Iris in front of studioI had my first life altering experience with clay as a Junior art major at Michigan State University while taking a year off from going to Principia College, a very small liberal arts college in the Midwest. There was something about touching clay and working with it that just transported me. I was in love with clay.

At that time I didn’t really understand much about clay. I was amazed and mystified by what I saw some of the graduate students create. The whole firing process was a mystery to me. I had no idea what I really wanted to do with clay, but I knew I had to work with it. I had from a child always loved making things. I had worked with fabric, found objects, wood, paper and sheet metal. Those materials I understood, but clay seemed to have some magical power that I couldn’t quite grasp but that I knew I had to pursue.

Iris making some slab built vasesNow 30 plus years later, after having been a production potter for over 30 years and having taught pottery for over 20 years, I still love clay. I love the way clay goes through multiple personalities as it changes from very wet and soupy to buttery to very malleable and impressionable like soft putty, to leather hard, to brittle and dry. Then like alchemy it is transformed by the heat of the kiln into bisque ware, impervious to water and ready to absorb the glaze, and then once again in the heat of the fire the dry powdery glazes melt and acquire luscious gemstone like surfaces while the clay turns a toasty brown.

I love all the stages of clay, each having different possibilities in the creation process. I feel I have come to know clay and my gas kiln to a degree, but there is still a mystery about clay and the firing process that intrigues me.

Iris loading kilnI feel that my work has reached another level in the last two years. I’m excited about my new work, almost the way I was excited about clay when I was first starting out. Right now I am most excited about hand building with a very coarse dark stoneware, but I’m also really enjoying throwing with porcelain. Nature and flower arranging have been a big inspiration in much of this new work. I find that more and more I will have ideas that combine my imagination with the organic way clay naturally moves and works as well as how the glazes and kiln works.

Iris loading kiln for glaze firingThe forms made of the coarse dark brown clay are organic, strong and sculptural. While beautifully complementing flowers and plant material, for me these pots are about the clay and how it moves and sometimes cracks to the touch of the hand or tool and how the glazes interact with its rich dark brown color. The pieces made in porcelain are totally opposite the affor mentioned work. They are comparatively small in scale, finely tuned, and mostly functional ware. I use a very white Grolleg porcelain which makes the glazes clear and bright. Still, I strive to maintain a looseness in the porcelain work.

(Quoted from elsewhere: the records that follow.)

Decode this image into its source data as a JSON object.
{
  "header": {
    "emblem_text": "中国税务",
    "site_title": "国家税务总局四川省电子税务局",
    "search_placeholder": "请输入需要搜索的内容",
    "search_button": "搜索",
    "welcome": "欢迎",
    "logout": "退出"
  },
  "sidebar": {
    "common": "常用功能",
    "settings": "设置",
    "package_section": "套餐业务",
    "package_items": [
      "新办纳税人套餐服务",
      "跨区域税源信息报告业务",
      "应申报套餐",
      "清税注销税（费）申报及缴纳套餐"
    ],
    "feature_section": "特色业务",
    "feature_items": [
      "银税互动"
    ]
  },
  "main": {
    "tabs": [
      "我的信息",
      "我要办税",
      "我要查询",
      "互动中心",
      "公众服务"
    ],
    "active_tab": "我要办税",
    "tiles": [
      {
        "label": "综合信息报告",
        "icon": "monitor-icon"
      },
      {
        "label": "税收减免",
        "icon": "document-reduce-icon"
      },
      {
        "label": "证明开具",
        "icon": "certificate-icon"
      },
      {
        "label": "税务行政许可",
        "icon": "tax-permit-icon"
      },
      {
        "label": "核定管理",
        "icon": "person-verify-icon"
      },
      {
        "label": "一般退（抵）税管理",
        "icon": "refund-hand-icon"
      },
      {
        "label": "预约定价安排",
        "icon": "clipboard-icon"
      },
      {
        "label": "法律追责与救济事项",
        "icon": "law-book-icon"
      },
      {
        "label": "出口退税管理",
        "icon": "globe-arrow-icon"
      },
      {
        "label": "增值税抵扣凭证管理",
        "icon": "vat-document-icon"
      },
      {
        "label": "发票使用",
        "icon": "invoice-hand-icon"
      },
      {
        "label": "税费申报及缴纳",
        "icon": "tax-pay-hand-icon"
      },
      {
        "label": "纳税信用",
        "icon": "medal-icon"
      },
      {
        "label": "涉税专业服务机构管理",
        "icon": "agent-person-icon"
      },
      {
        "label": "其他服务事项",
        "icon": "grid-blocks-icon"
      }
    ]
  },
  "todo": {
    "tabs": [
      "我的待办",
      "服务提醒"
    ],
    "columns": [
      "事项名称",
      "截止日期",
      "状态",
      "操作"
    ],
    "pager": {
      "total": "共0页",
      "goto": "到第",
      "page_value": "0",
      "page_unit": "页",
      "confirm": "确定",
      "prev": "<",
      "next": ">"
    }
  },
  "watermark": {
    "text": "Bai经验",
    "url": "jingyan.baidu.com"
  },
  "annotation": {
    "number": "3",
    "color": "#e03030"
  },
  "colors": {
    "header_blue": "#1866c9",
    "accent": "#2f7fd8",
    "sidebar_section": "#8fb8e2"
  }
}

My favorite pieces are the ones that happen by some act of grace. As much as I strive to be in control of the forming and glazing processes and of my gas kiln, I find that when I trust the higher power that moves through me, something happens in spite of me which is much more beautiful than anything I could have planned. My new challenge now is to really trust my inner voice and let it lead me.

Video of Iris Minc: